What is expected => Pictures found in the material must be left out, and every line returned as written.

Data shown =>
'''
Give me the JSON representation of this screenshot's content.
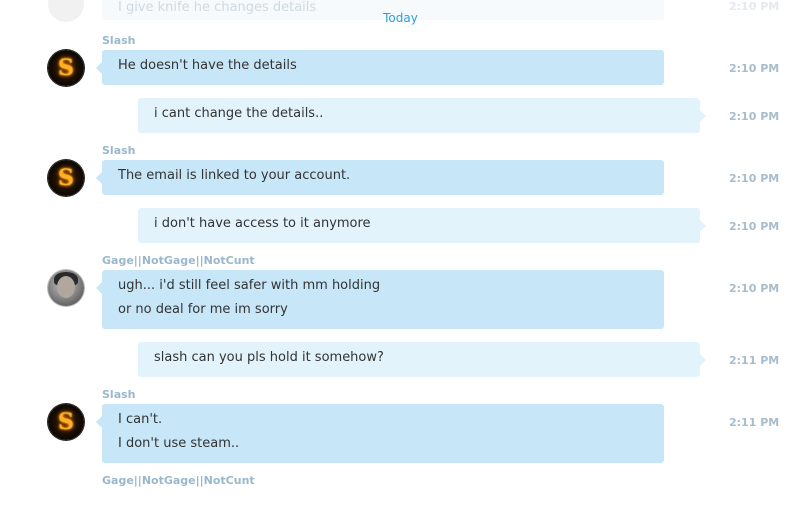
{
  "partial_top": {
    "text": "I give knife he changes details",
    "time": "2:10 PM"
  },
  "day_divider": "Today",
  "messages": [
    {
      "sender": "Slash",
      "lines": [
        "He doesn't have the details"
      ],
      "time": "2:10 PM",
      "direction": "incoming",
      "avatar": "slash-avatar"
    },
    {
      "lines": [
        "i cant change the details.."
      ],
      "time": "2:10 PM",
      "direction": "outgoing"
    },
    {
      "sender": "Slash",
      "lines": [
        "The email is linked to your account."
      ],
      "time": "2:10 PM",
      "direction": "incoming",
      "avatar": "slash-avatar"
    },
    {
      "lines": [
        "i don't have access to it anymore"
      ],
      "time": "2:10 PM",
      "direction": "outgoing"
    },
    {
      "sender": "Gage||NotGage||NotCunt",
      "lines": [
        "ugh... i'd still feel safer with mm holding",
        "or no deal for me im sorry"
      ],
      "time": "2:10 PM",
      "direction": "incoming",
      "avatar": "gage-avatar"
    },
    {
      "lines": [
        "slash can you pls hold it somehow?"
      ],
      "time": "2:11 PM",
      "direction": "outgoing"
    },
    {
      "sender": "Slash",
      "lines": [
        "I can't.",
        "I don't use steam.."
      ],
      "time": "2:11 PM",
      "direction": "incoming",
      "avatar": "slash-avatar"
    }
  ],
  "typing_sender": "Gage||NotGage||NotCunt",
  "colors": {
    "incoming_bubble": "#c7e6f8",
    "outgoing_bubble": "#e2f3fc",
    "accent": "#2f9ed6",
    "sender_name": "#9ab7cc",
    "timestamp": "#a8bccb"
  }
}
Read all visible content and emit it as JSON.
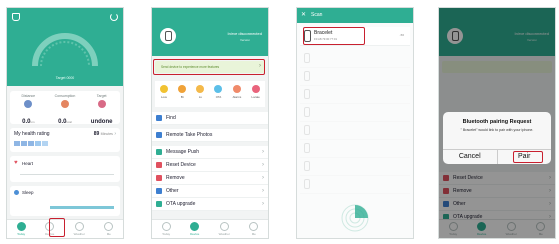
{
  "screen1": {
    "target_label": "Target 0000",
    "stats": [
      {
        "label": "Distance",
        "value": "0.0",
        "unit": "km"
      },
      {
        "label": "Consumption",
        "value": "0.0",
        "unit": "kcal"
      },
      {
        "label": "Target",
        "value": "undone",
        "unit": ""
      }
    ],
    "health_title": "My health rating",
    "health_score": "89",
    "health_unit": "Minutes",
    "heart_label": "Heart",
    "sleep_label": "Sleep",
    "tabs": [
      "Today",
      "Device",
      "Weather",
      "Me"
    ]
  },
  "screen2": {
    "device_name": "Inirve disconnected",
    "device_sub": "Version",
    "banner_text": "Send device to experience more features",
    "quick": [
      "Love",
      "Bt",
      "Ls",
      "OTA",
      "Alarms",
      "Locate"
    ],
    "rows": [
      "Find",
      "Remote Take Photos",
      "Message Push",
      "Reset Device",
      "Remove",
      "Other",
      "OTA upgrade"
    ]
  },
  "screen3": {
    "title": "Scan",
    "close_glyph": "✕",
    "device_name": "Bracelet",
    "device_mac": "F0:A8:79:00:77:01",
    "device_rssi": "-56"
  },
  "screen4": {
    "dialog_title": "Bluetooth pairing Request",
    "dialog_body": "\" Bracelet\" would link to pair with your iphone.",
    "cancel_label": "Cancel",
    "pair_label": "Pair",
    "rows": [
      "Reset Device",
      "Remove",
      "Other",
      "OTA upgrade"
    ]
  },
  "colors": {
    "accent": "#2fae93",
    "highlight": "#c8202f"
  }
}
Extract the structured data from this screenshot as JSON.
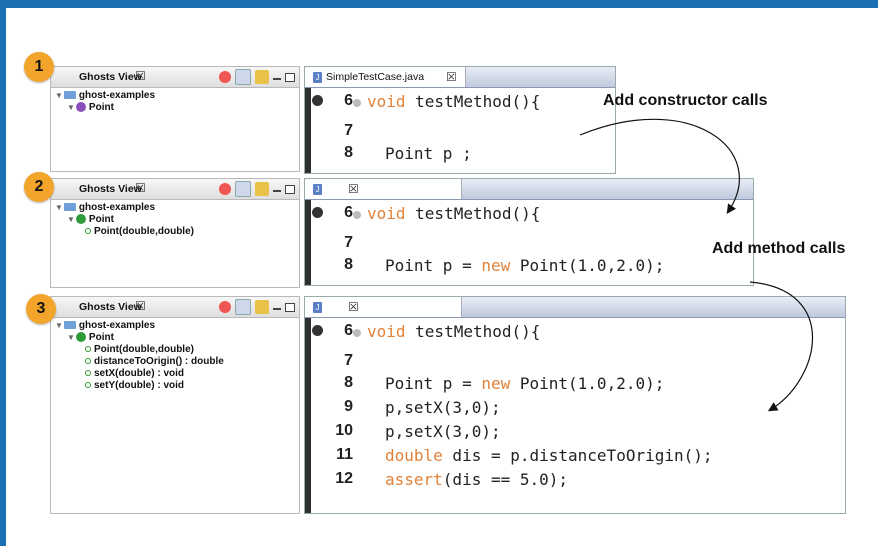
{
  "panels": [
    {
      "step": "1",
      "ghost_title": "Ghosts View",
      "close_glyph": "☒",
      "tree": [
        {
          "level": 0,
          "icon": "folder-icon",
          "text": "ghost-examples"
        },
        {
          "level": 1,
          "icon": "class-purple-icon",
          "text": "Point"
        }
      ],
      "editor_tab": "SimpleTestCase.java",
      "editor_close": "☒",
      "code": [
        {
          "num": "6",
          "segments": [
            {
              "t": "void",
              "kw": true
            },
            {
              "t": " testMethod(){",
              "kw": false
            }
          ]
        },
        {
          "num": "7",
          "segments": []
        },
        {
          "num": "8",
          "segments": [
            {
              "t": "Point p ;",
              "kw": false
            }
          ]
        }
      ]
    },
    {
      "step": "2",
      "ghost_title": "Ghosts View",
      "close_glyph": "☒",
      "tree": [
        {
          "level": 0,
          "icon": "folder-icon",
          "text": "ghost-examples"
        },
        {
          "level": 1,
          "icon": "class-green-icon",
          "text": "Point"
        },
        {
          "level": 2,
          "icon": "method-icon",
          "text": "Point(double,double)"
        }
      ],
      "editor_tab": "",
      "editor_close": "☒",
      "code": [
        {
          "num": "6",
          "segments": [
            {
              "t": "void",
              "kw": true
            },
            {
              "t": " testMethod(){",
              "kw": false
            }
          ]
        },
        {
          "num": "7",
          "segments": []
        },
        {
          "num": "8",
          "segments": [
            {
              "t": "Point p = ",
              "kw": false
            },
            {
              "t": "new",
              "kw": true
            },
            {
              "t": " Point(1.0,2.0);",
              "kw": false
            }
          ]
        }
      ]
    },
    {
      "step": "3",
      "ghost_title": "Ghosts View",
      "close_glyph": "☒",
      "tree": [
        {
          "level": 0,
          "icon": "folder-icon",
          "text": "ghost-examples"
        },
        {
          "level": 1,
          "icon": "class-green-icon",
          "text": "Point"
        },
        {
          "level": 2,
          "icon": "method-icon",
          "text": "Point(double,double)"
        },
        {
          "level": 2,
          "icon": "method-icon",
          "text": "distanceToOrigin() : double"
        },
        {
          "level": 2,
          "icon": "method-icon",
          "text": "setX(double) : void"
        },
        {
          "level": 2,
          "icon": "method-icon",
          "text": "setY(double) : void"
        }
      ],
      "editor_tab": "",
      "editor_close": "☒",
      "code": [
        {
          "num": "6",
          "segments": [
            {
              "t": "void",
              "kw": true
            },
            {
              "t": " testMethod(){",
              "kw": false
            }
          ]
        },
        {
          "num": "7",
          "segments": []
        },
        {
          "num": "8",
          "segments": [
            {
              "t": "Point p = ",
              "kw": false
            },
            {
              "t": "new",
              "kw": true
            },
            {
              "t": " Point(1.0,2.0);",
              "kw": false
            }
          ]
        },
        {
          "num": "9",
          "segments": [
            {
              "t": "p,setX(3,0);",
              "kw": false
            }
          ]
        },
        {
          "num": "10",
          "segments": [
            {
              "t": "p,setX(3,0);",
              "kw": false
            }
          ]
        },
        {
          "num": "11",
          "segments": [
            {
              "t": "double",
              "kw": true
            },
            {
              "t": " dis = p.distanceToOrigin();",
              "kw": false
            }
          ]
        },
        {
          "num": "12",
          "segments": [
            {
              "t": "assert",
              "kw": true
            },
            {
              "t": "(dis == 5.0);",
              "kw": false
            }
          ]
        }
      ]
    }
  ],
  "annotations": {
    "constructor_label": "Add constructor calls",
    "method_label": "Add method calls"
  },
  "colors": {
    "frame": "#1c6fb0",
    "badge": "#f2a52a",
    "keyword": "#e0823a"
  }
}
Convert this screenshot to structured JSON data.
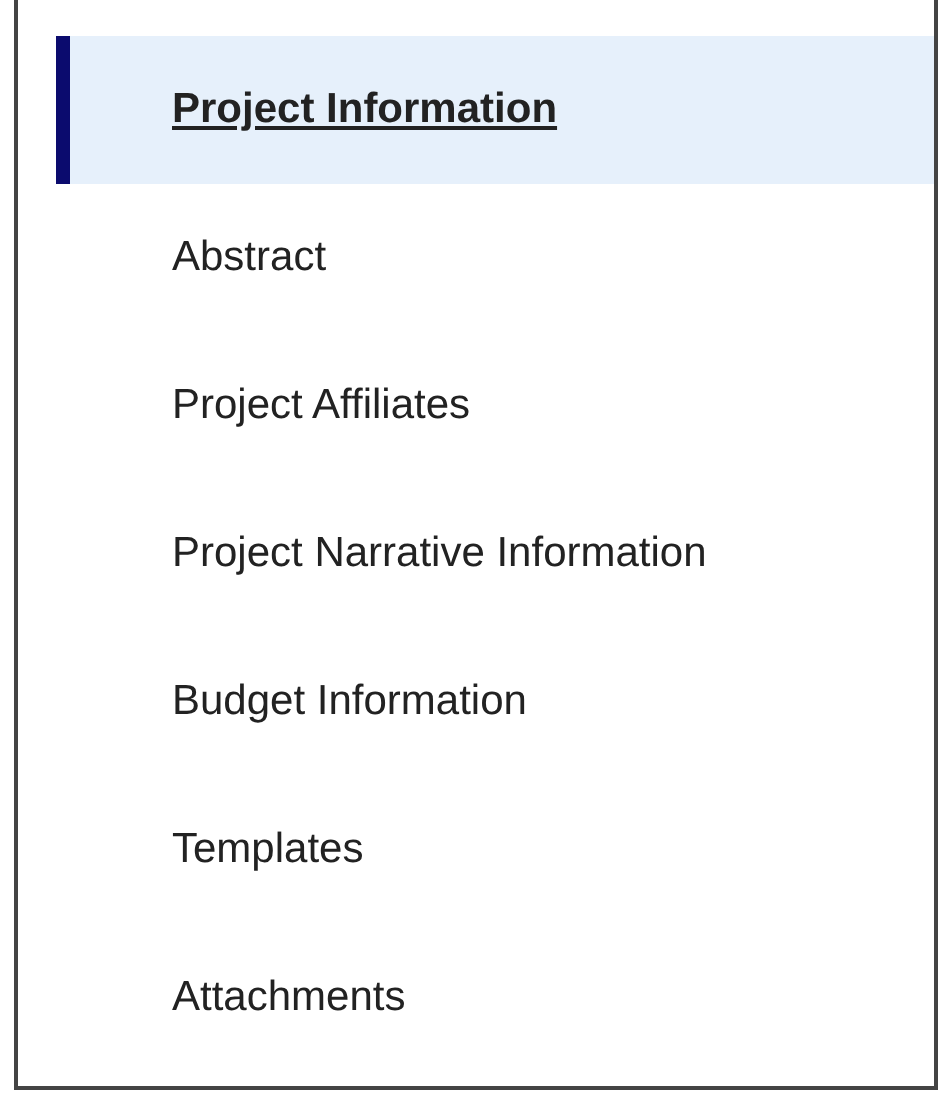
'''
Written reply =>
Give me the JSON representation of this screenshot's content.
{
  "partial_top": {
    "text": "I give knife he changes details",
    "time": "2:10 PM"
  },
  "day_divider": "Today",
  "messages": [
    {
      "sender": "Slash",
      "lines": [
        "He doesn't have the details"
      ],
      "time": "2:10 PM",
      "direction": "incoming",
      "avatar": "slash-avatar"
    },
    {
      "lines": [
        "i cant change the details.."
      ],
      "time": "2:10 PM",
      "direction": "outgoing"
    },
    {
      "sender": "Slash",
      "lines": [
        "The email is linked to your account."
      ],
      "time": "2:10 PM",
      "direction": "incoming",
      "avatar": "slash-avatar"
    },
    {
      "lines": [
        "i don't have access to it anymore"
      ],
      "time": "2:10 PM",
      "direction": "outgoing"
    },
    {
      "sender": "Gage||NotGage||NotCunt",
      "lines": [
        "ugh... i'd still feel safer with mm holding",
        "or no deal for me im sorry"
      ],
      "time": "2:10 PM",
      "direction": "incoming",
      "avatar": "gage-avatar"
    },
    {
      "lines": [
        "slash can you pls hold it somehow?"
      ],
      "time": "2:11 PM",
      "direction": "outgoing"
    },
    {
      "sender": "Slash",
      "lines": [
        "I can't.",
        "I don't use steam.."
      ],
      "time": "2:11 PM",
      "direction": "incoming",
      "avatar": "slash-avatar"
    }
  ],
  "typing_sender": "Gage||NotGage||NotCunt",
  "colors": {
    "incoming_bubble": "#c7e6f8",
    "outgoing_bubble": "#e2f3fc",
    "accent": "#2f9ed6",
    "sender_name": "#9ab7cc",
    "timestamp": "#a8bccb"
  }
}
Read all visible content and emit it as JSON.
{
  "screen1": {
    "target_label": "Target 0000",
    "stats": [
      {
        "label": "Distance",
        "value": "0.0",
        "unit": "km"
      },
      {
        "label": "Consumption",
        "value": "0.0",
        "unit": "kcal"
      },
      {
        "label": "Target",
        "value": "undone",
        "unit": ""
      }
    ],
    "health_title": "My health rating",
    "health_score": "89",
    "health_unit": "Minutes",
    "heart_label": "Heart",
    "sleep_label": "Sleep",
    "tabs": [
      "Today",
      "Device",
      "Weather",
      "Me"
    ]
  },
  "screen2": {
    "device_name": "Inirve disconnected",
    "device_sub": "Version",
    "banner_text": "Send device to experience more features",
    "quick": [
      "Love",
      "Bt",
      "Ls",
      "OTA",
      "Alarms",
      "Locate"
    ],
    "rows": [
      "Find",
      "Remote Take Photos",
      "Message Push",
      "Reset Device",
      "Remove",
      "Other",
      "OTA upgrade"
    ]
  },
  "screen3": {
    "title": "Scan",
    "close_glyph": "✕",
    "device_name": "Bracelet",
    "device_mac": "F0:A8:79:00:77:01",
    "device_rssi": "-56"
  },
  "screen4": {
    "dialog_title": "Bluetooth pairing Request",
    "dialog_body": "\" Bracelet\" would link to pair with your iphone.",
    "cancel_label": "Cancel",
    "pair_label": "Pair",
    "rows": [
      "Reset Device",
      "Remove",
      "Other",
      "OTA upgrade"
    ]
  },
  "colors": {
    "accent": "#2fae93",
    "highlight": "#c8202f"
  }
}
Extract the structured data from this screenshot as JSON.
{
  "panels": [
    {
      "step": "1",
      "ghost_title": "Ghosts View",
      "close_glyph": "☒",
      "tree": [
        {
          "level": 0,
          "icon": "folder-icon",
          "text": "ghost-examples"
        },
        {
          "level": 1,
          "icon": "class-purple-icon",
          "text": "Point"
        }
      ],
      "editor_tab": "SimpleTestCase.java",
      "editor_close": "☒",
      "code": [
        {
          "num": "6",
          "segments": [
            {
              "t": "void",
              "kw": true
            },
            {
              "t": " testMethod(){",
              "kw": false
            }
          ]
        },
        {
          "num": "7",
          "segments": []
        },
        {
          "num": "8",
          "segments": [
            {
              "t": "Point p ;",
              "kw": false
            }
          ]
        }
      ]
    },
    {
      "step": "2",
      "ghost_title": "Ghosts View",
      "close_glyph": "☒",
      "tree": [
        {
          "level": 0,
          "icon": "folder-icon",
          "text": "ghost-examples"
        },
        {
          "level": 1,
          "icon": "class-green-icon",
          "text": "Point"
        },
        {
          "level": 2,
          "icon": "method-icon",
          "text": "Point(double,double)"
        }
      ],
      "editor_tab": "",
      "editor_close": "☒",
      "code": [
        {
          "num": "6",
          "segments": [
            {
              "t": "void",
              "kw": true
            },
            {
              "t": " testMethod(){",
              "kw": false
            }
          ]
        },
        {
          "num": "7",
          "segments": []
        },
        {
          "num": "8",
          "segments": [
            {
              "t": "Point p = ",
              "kw": false
            },
            {
              "t": "new",
              "kw": true
            },
            {
              "t": " Point(1.0,2.0);",
              "kw": false
            }
          ]
        }
      ]
    },
    {
      "step": "3",
      "ghost_title": "Ghosts View",
      "close_glyph": "☒",
      "tree": [
        {
          "level": 0,
          "icon": "folder-icon",
          "text": "ghost-examples"
        },
        {
          "level": 1,
          "icon": "class-green-icon",
          "text": "Point"
        },
        {
          "level": 2,
          "icon": "method-icon",
          "text": "Point(double,double)"
        },
        {
          "level": 2,
          "icon": "method-icon",
          "text": "distanceToOrigin() : double"
        },
        {
          "level": 2,
          "icon": "method-icon",
          "text": "setX(double) : void"
        },
        {
          "level": 2,
          "icon": "method-icon",
          "text": "setY(double) : void"
        }
      ],
      "editor_tab": "",
      "editor_close": "☒",
      "code": [
        {
          "num": "6",
          "segments": [
            {
              "t": "void",
              "kw": true
            },
            {
              "t": " testMethod(){",
              "kw": false
            }
          ]
        },
        {
          "num": "7",
          "segments": []
        },
        {
          "num": "8",
          "segments": [
            {
              "t": "Point p = ",
              "kw": false
            },
            {
              "t": "new",
              "kw": true
            },
            {
              "t": " Point(1.0,2.0);",
              "kw": false
            }
          ]
        },
        {
          "num": "9",
          "segments": [
            {
              "t": "p,setX(3,0);",
              "kw": false
            }
          ]
        },
        {
          "num": "10",
          "segments": [
            {
              "t": "p,setX(3,0);",
              "kw": false
            }
          ]
        },
        {
          "num": "11",
          "segments": [
            {
              "t": "double",
              "kw": true
            },
            {
              "t": " dis = p.distanceToOrigin();",
              "kw": false
            }
          ]
        },
        {
          "num": "12",
          "segments": [
            {
              "t": "assert",
              "kw": true
            },
            {
              "t": "(dis == 5.0);",
              "kw": false
            }
          ]
        }
      ]
    }
  ],
  "annotations": {
    "constructor_label": "Add constructor calls",
    "method_label": "Add method calls"
  },
  "colors": {
    "frame": "#1c6fb0",
    "badge": "#f2a52a",
    "keyword": "#e0823a"
  }
}
Convert this screenshot to structured JSON data.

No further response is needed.